BU has the opportunity to land in the 3, 4, or 5 seeds heading into the Hockey East tournament depending on this weekend’s conference results. The top four positions host first round playoff matchups, so the fifth-place Terriers are still on the outside looking in at UMass Lowell one point ahead, and Northeastern two points ahead. BU hold the tiebreaker over these two teams, so if BU wins against Maine and Northeastern loses against UNH, BU will overtake Northeastern. In addition, if BU wins or even ties against Maine and UMass Lowell loses against Vermont, the Terriers will jump above UML.

It is no a secret that the game against Maine is not going to be a walk in the park for BU. The two sides already met twice  back in November when the teams split a home-and-home series. The first night in Boston, BU won 3-2, while the next night Maine grabbed the win on their home ice with a 3-1 victory.

“I think if we keep building off of things we have worked on in the last half year or so we will do really well. At the same time, we have to execute what coach is saying and bring it everyday,” said Fabbro.

A player to watch on the Black Bears’ bench is freshman defensive standout Simon Butala. Butala has appeared in every game for Maine and has logged 40 blocks for the Bears. Leading Butala and the rest of the Black Bears is senior captain Rob Michel, who has recorded 39 blocks of his own.

Moving up the ice, the Black Bears have an extremely deep junior class at the forward positions. Mitchell Fossier, Chase Pearson, and Tim Doherty are the leaders in points for the Bears. The one player that BU will key in on is Fossier. Fossier’s vision on the ice is undeniable and has an impressive 27 assists for the Bears. If BU is able to subtract him from the play, Maine will have a much tougher time unlocking the Terrier defense.

It is not the best of circumstances for the Terriers to play Maine away from their home ice, but with the confidence booster that they gained after beating Merrimack, the Terriers are flying high into their season finale up north.

Along with their recent results, an improvement in health has given the Terriers reason to be optimistic going forward. BU has finally been gifted with the return of senior captain Bobo Carpenter, who missed more than a month with a lower body injury. Always providing leadership and an offensive spark, the Terriers have already noticed a difference with captain Carpenter back on the ice.

“His competitiveness is infectious.,” said BU head coach Albie O’Connell about having Carpenter back in the lineup. “His presence on the bench was felt.”
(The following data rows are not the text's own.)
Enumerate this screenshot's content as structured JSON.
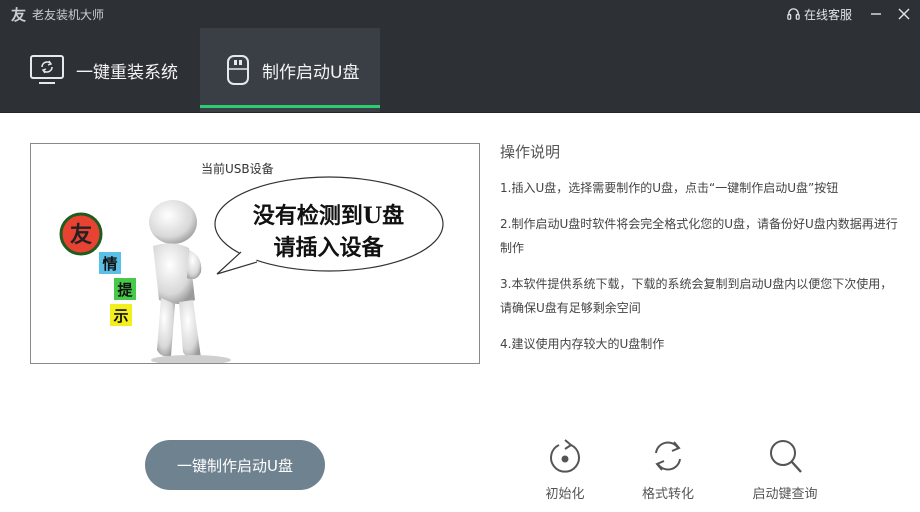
{
  "app": {
    "title": "老友装机大师",
    "service_label": "在线客服"
  },
  "tabs": [
    {
      "label": "一键重装系统",
      "icon": "monitor-refresh-icon",
      "active": false
    },
    {
      "label": "制作启动U盘",
      "icon": "usb-drive-icon",
      "active": true
    }
  ],
  "picture": {
    "device_label": "当前USB设备",
    "bubble_line1": "没有检测到U盘",
    "bubble_line2": "请插入设备",
    "badge_char": "友",
    "tip_chars": [
      "情",
      "提",
      "示"
    ]
  },
  "instructions": {
    "title": "操作说明",
    "steps": [
      "1.插入U盘，选择需要制作的U盘，点击“一键制作启动U盘”按钮",
      "2.制作启动U盘时软件将会完全格式化您的U盘，请备份好U盘内数据再进行制作",
      "3.本软件提供系统下载，下载的系统会复制到启动U盘内以便您下次使用，请确保U盘有足够剩余空间",
      "4.建议使用内存较大的U盘制作"
    ]
  },
  "actions": {
    "make_button": "一键制作启动U盘"
  },
  "tools": [
    {
      "label": "初始化",
      "icon": "reset-icon"
    },
    {
      "label": "格式转化",
      "icon": "convert-icon"
    },
    {
      "label": "启动键查询",
      "icon": "search-icon"
    }
  ],
  "colors": {
    "titlebar": "#2d3136",
    "active_tab": "#3a3f45",
    "accent_green": "#2ecc71",
    "button": "#6f8290"
  }
}
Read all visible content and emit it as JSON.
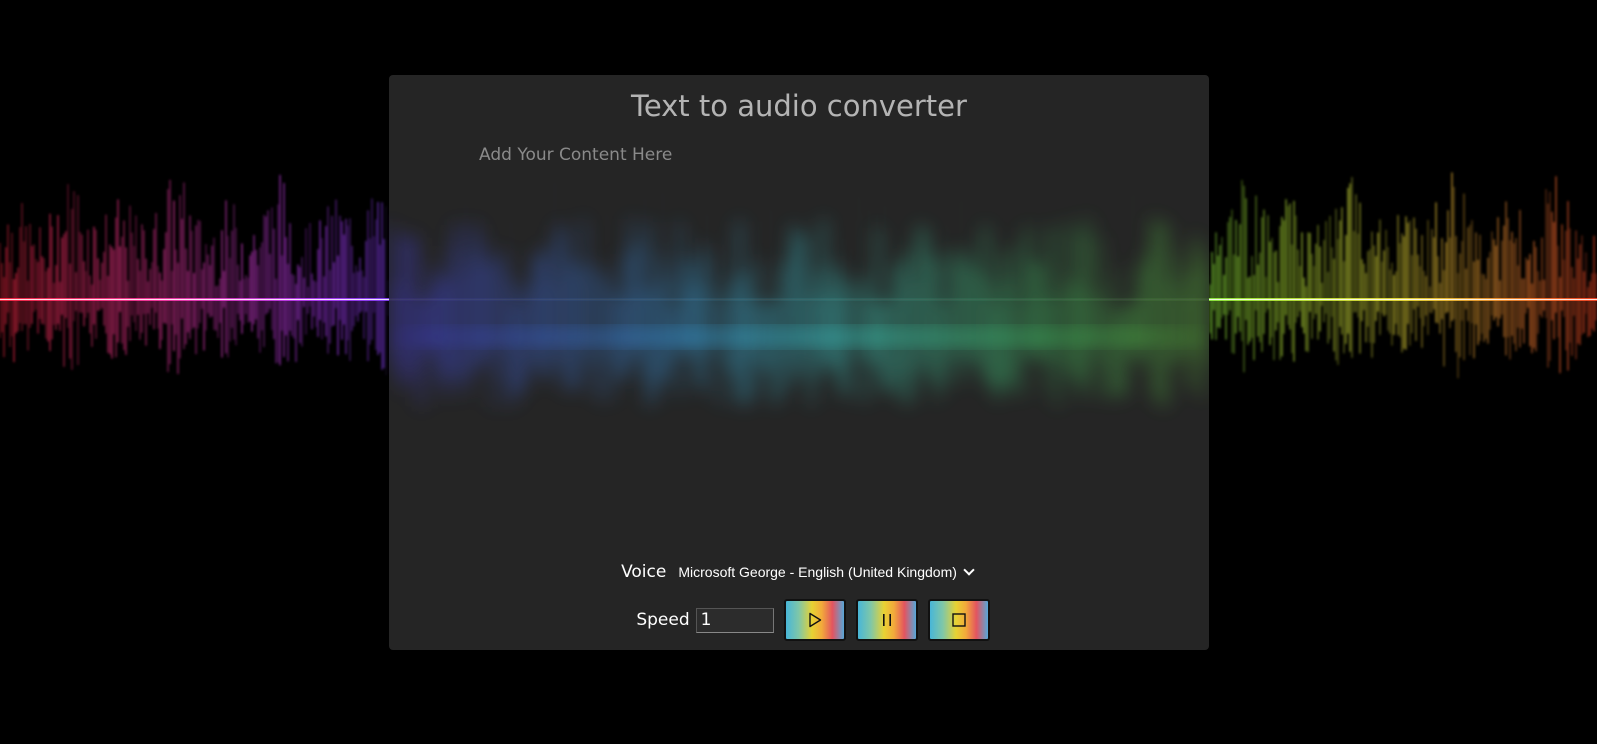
{
  "app": {
    "title": "Text to audio converter"
  },
  "editor": {
    "placeholder": "Add Your Content Here",
    "value": ""
  },
  "voice": {
    "label": "Voice",
    "selected": "Microsoft George - English (United Kingdom)"
  },
  "speed": {
    "label": "Speed",
    "value": "1"
  },
  "controls": {
    "play_icon": "play-icon",
    "pause_icon": "pause-icon",
    "stop_icon": "stop-icon"
  },
  "colors": {
    "background": "#000000",
    "panel": "#282828",
    "title_text": "#b4b4b4",
    "wave_start": "#ff2a4a",
    "wave_mid": "#40e0e0",
    "wave_end": "#ff5a2a"
  }
}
If the Terriers want any shot at home ice in the playoffs, Saturday’s game is a must-win. Tell us what you predict will happen on Saturday’s match in the comments below! You can follow the game through our live blog as well as on Twitter. You can also listen to the game through GoTerriers.com.